government a privilege by which he is able to spend in wanton luxury half of what a large number of other men produce. The chief privilege to which we refer is that of selling the people's credit for a price.

"Basis" is guilty of several other errors which we have not space to discuss at length. He supposes that to confine the term money to coin and to call all other money currency would simplify matters, when in reality it is the insistence upon this false distinction that is the prevailing cause of mystification. If the idea of the royalty of gold and silver could be once knocked out of the people's heads, and they could once understand that no particular kind of merchandise is created by nature for monetary purposes, they would settle this question in a trice. Again, he seems to think that Josiah Warren based his notes on corn. Nothing of the kind. Warren simply took corn as his standard, but made labor and all its products his basis. His labor notes were rarely redeemed in corn. If he had made corn his exclusive basis, there would be no distinction in principle between him and the specie men. Perhaps the central point in his monetary theory was his denial of the idea that any one product of labor can properly be made the only basis of money. To quote him in this connection at all is the height of presumption on the part of "Basis." A charge that his system, which recognized cost as the only ground of price, even contemplated a promise to pay anything "for value received," he would deem the climax of insult to his memory. "Basis," in donning the garments of Josiah Warren to defend the specie fraud, has "stolen the livery of heaven to serve the devil in." "Basis" is wrong, too, in thinking that land is not a good basis for currency.
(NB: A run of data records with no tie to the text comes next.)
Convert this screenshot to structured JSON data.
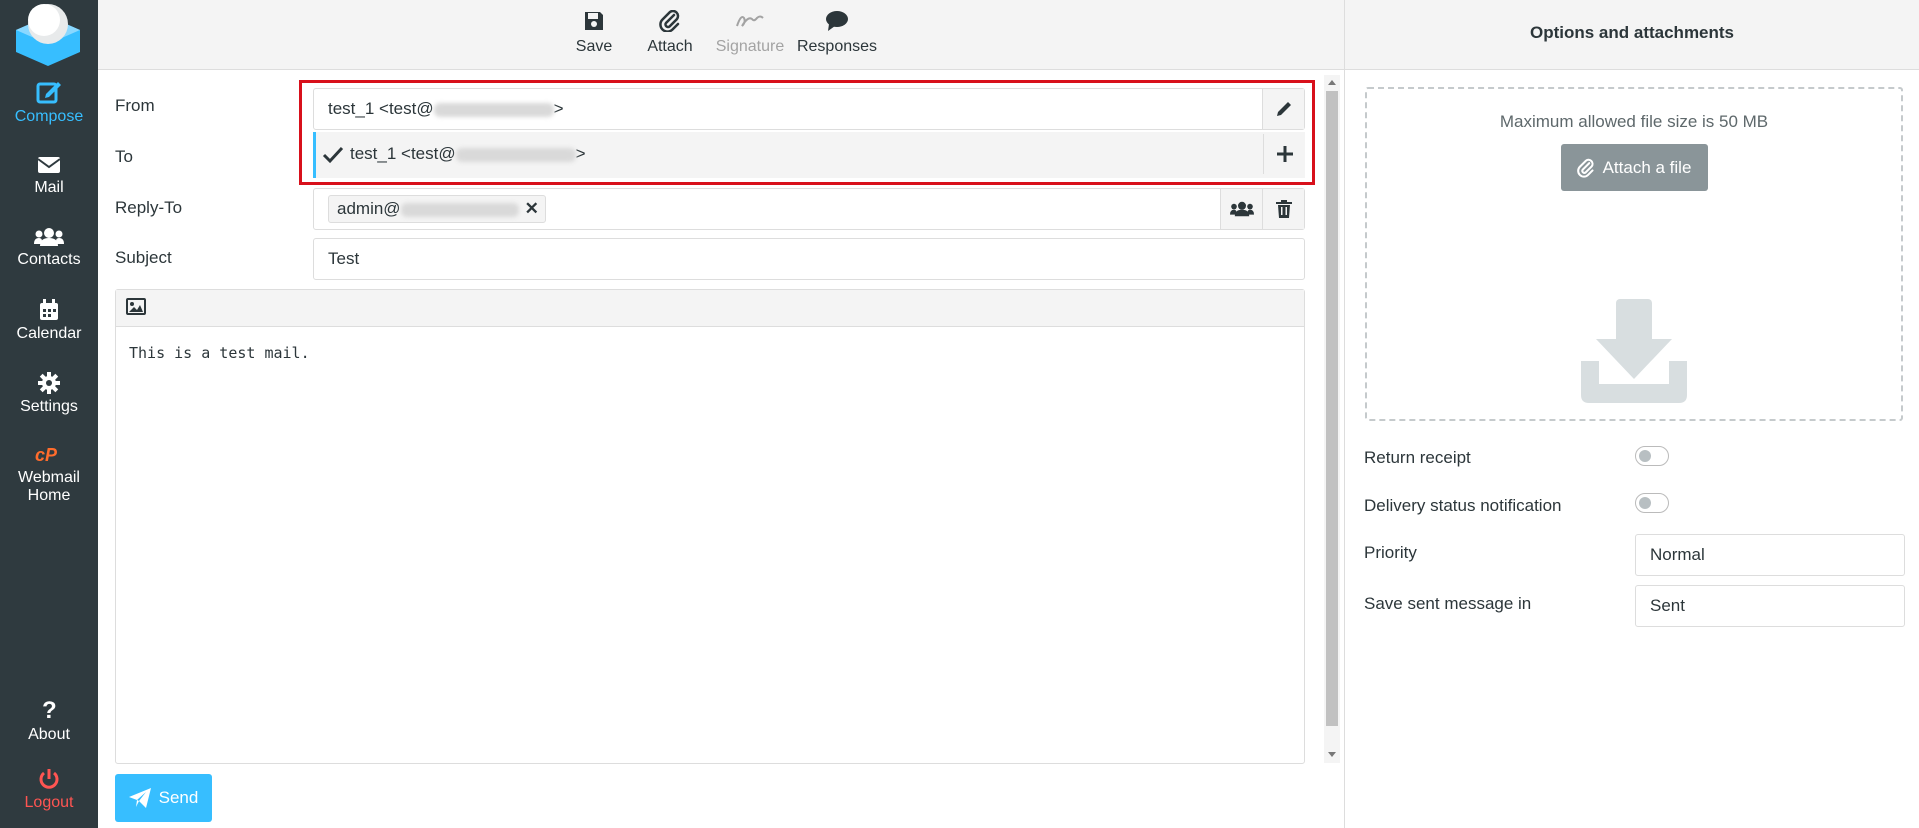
{
  "sidebar": {
    "items": [
      {
        "label": "Compose"
      },
      {
        "label": "Mail"
      },
      {
        "label": "Contacts"
      },
      {
        "label": "Calendar"
      },
      {
        "label": "Settings"
      },
      {
        "label": "Webmail Home"
      },
      {
        "label": "About"
      },
      {
        "label": "Logout"
      }
    ]
  },
  "toolbar": {
    "save_label": "Save",
    "attach_label": "Attach",
    "signature_label": "Signature",
    "responses_label": "Responses"
  },
  "form": {
    "from_label": "From",
    "from_value_prefix": "test_1 <test@",
    "from_value_suffix": ">",
    "to_label": "To",
    "dropdown_option_prefix": "test_1 <test@",
    "dropdown_option_suffix": ">",
    "replyto_label": "Reply-To",
    "replyto_recipient_prefix": "admin@",
    "subject_label": "Subject",
    "subject_value": "Test",
    "body_text": "This is a test mail.",
    "send_label": "Send"
  },
  "right_panel": {
    "title": "Options and attachments",
    "max_size_text": "Maximum allowed file size is 50 MB",
    "attach_file_label": "Attach a file",
    "return_receipt_label": "Return receipt",
    "return_receipt_on": false,
    "dsn_label": "Delivery status notification",
    "dsn_on": false,
    "priority_label": "Priority",
    "priority_value": "Normal",
    "save_sent_label": "Save sent message in",
    "save_sent_value": "Sent"
  },
  "colors": {
    "accent": "#37beff",
    "sidebar_bg": "#2f3a3f",
    "logout": "#ff5552",
    "highlight_border": "#d8101b"
  }
}
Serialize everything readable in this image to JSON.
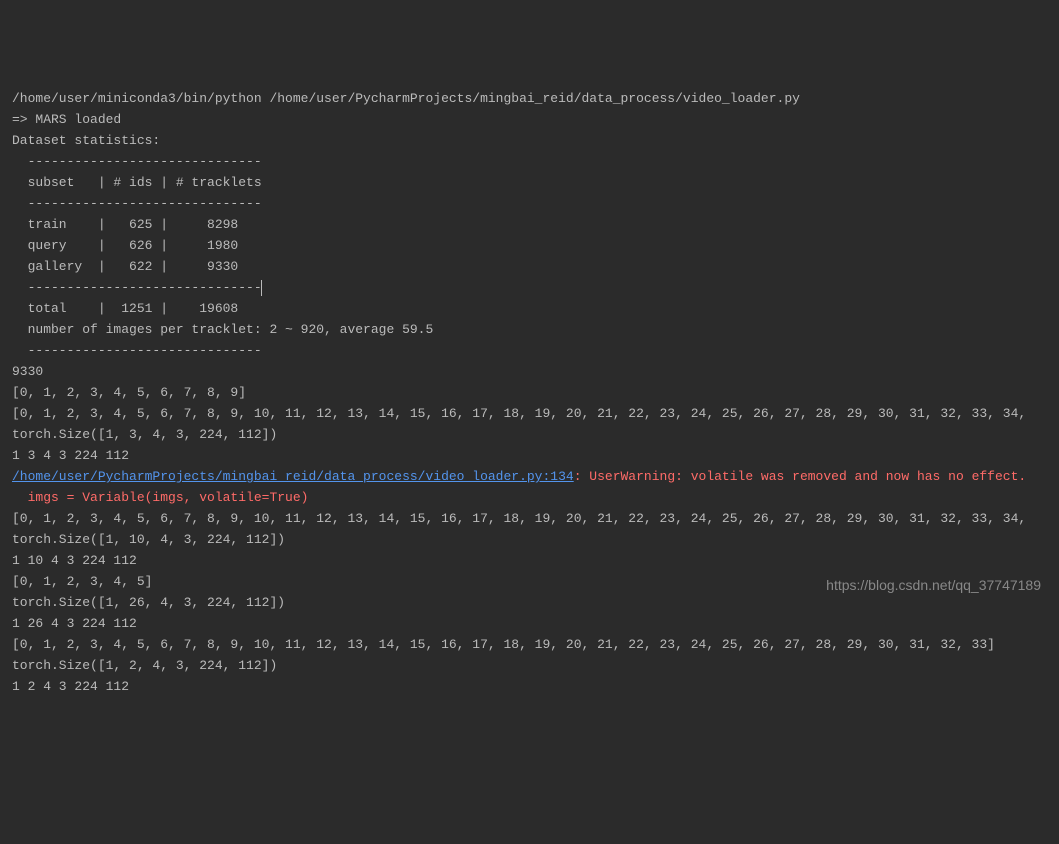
{
  "terminal": {
    "command": "/home/user/miniconda3/bin/python /home/user/PycharmProjects/mingbai_reid/data_process/video_loader.py",
    "line01": "=> MARS loaded",
    "line02": "Dataset statistics:",
    "line03": "  ------------------------------",
    "line04": "  subset   | # ids | # tracklets",
    "line05": "  ------------------------------",
    "line06": "  train    |   625 |     8298",
    "line07": "  query    |   626 |     1980",
    "line08": "  gallery  |   622 |     9330",
    "line09": "  ------------------------------",
    "line10": "  total    |  1251 |    19608",
    "line11": "  number of images per tracklet: 2 ~ 920, average 59.5",
    "line12": "  ------------------------------",
    "line13": "9330",
    "line14": "[0, 1, 2, 3, 4, 5, 6, 7, 8, 9]",
    "line15": "[0, 1, 2, 3, 4, 5, 6, 7, 8, 9, 10, 11, 12, 13, 14, 15, 16, 17, 18, 19, 20, 21, 22, 23, 24, 25, 26, 27, 28, 29, 30, 31, 32, 33, 34,",
    "line16": "torch.Size([1, 3, 4, 3, 224, 112])",
    "line17": "1 3 4 3 224 112",
    "warning_file": "/home/user/PycharmProjects/mingbai_reid/data_process/video_loader.py:134",
    "warning_msg": ": UserWarning: volatile was removed and now has no effect.",
    "warning_code": "  imgs = Variable(imgs, volatile=True)",
    "line20": "[0, 1, 2, 3, 4, 5, 6, 7, 8, 9, 10, 11, 12, 13, 14, 15, 16, 17, 18, 19, 20, 21, 22, 23, 24, 25, 26, 27, 28, 29, 30, 31, 32, 33, 34,",
    "line21": "torch.Size([1, 10, 4, 3, 224, 112])",
    "line22": "1 10 4 3 224 112",
    "line23": "[0, 1, 2, 3, 4, 5]",
    "line24": "torch.Size([1, 26, 4, 3, 224, 112])",
    "line25": "1 26 4 3 224 112",
    "line26": "[0, 1, 2, 3, 4, 5, 6, 7, 8, 9, 10, 11, 12, 13, 14, 15, 16, 17, 18, 19, 20, 21, 22, 23, 24, 25, 26, 27, 28, 29, 30, 31, 32, 33]",
    "line27": "torch.Size([1, 2, 4, 3, 224, 112])",
    "line28": "1 2 4 3 224 112"
  },
  "watermark": "https://blog.csdn.net/qq_37747189"
}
True, unimproved vacant land, not having properly a market value, cannot properly give value to anything that represents it; but permanent improvements on land, which should have a market value and carry with them a title to possession, are an excellent basis for currency. It is not the raw material of any product that fits it for a basis, but the labor that has been expended in shaping the material. As for the immovability of land unfitting it for a basis, it has just the opposite effect. Here "Basis" is misled by the idea that currency can be redeemed only in that on which it is based.

But this fertile subject has taken us farther than we intended to follow it. So here, for the present, we will quit its company, meanwhile handing over "Basis" to the tender mercies of "Apex," and heartily indorsing almost all that "Basis" says at the close of his article concerning the true duty of government, as long as it shall exist, regarding the currency.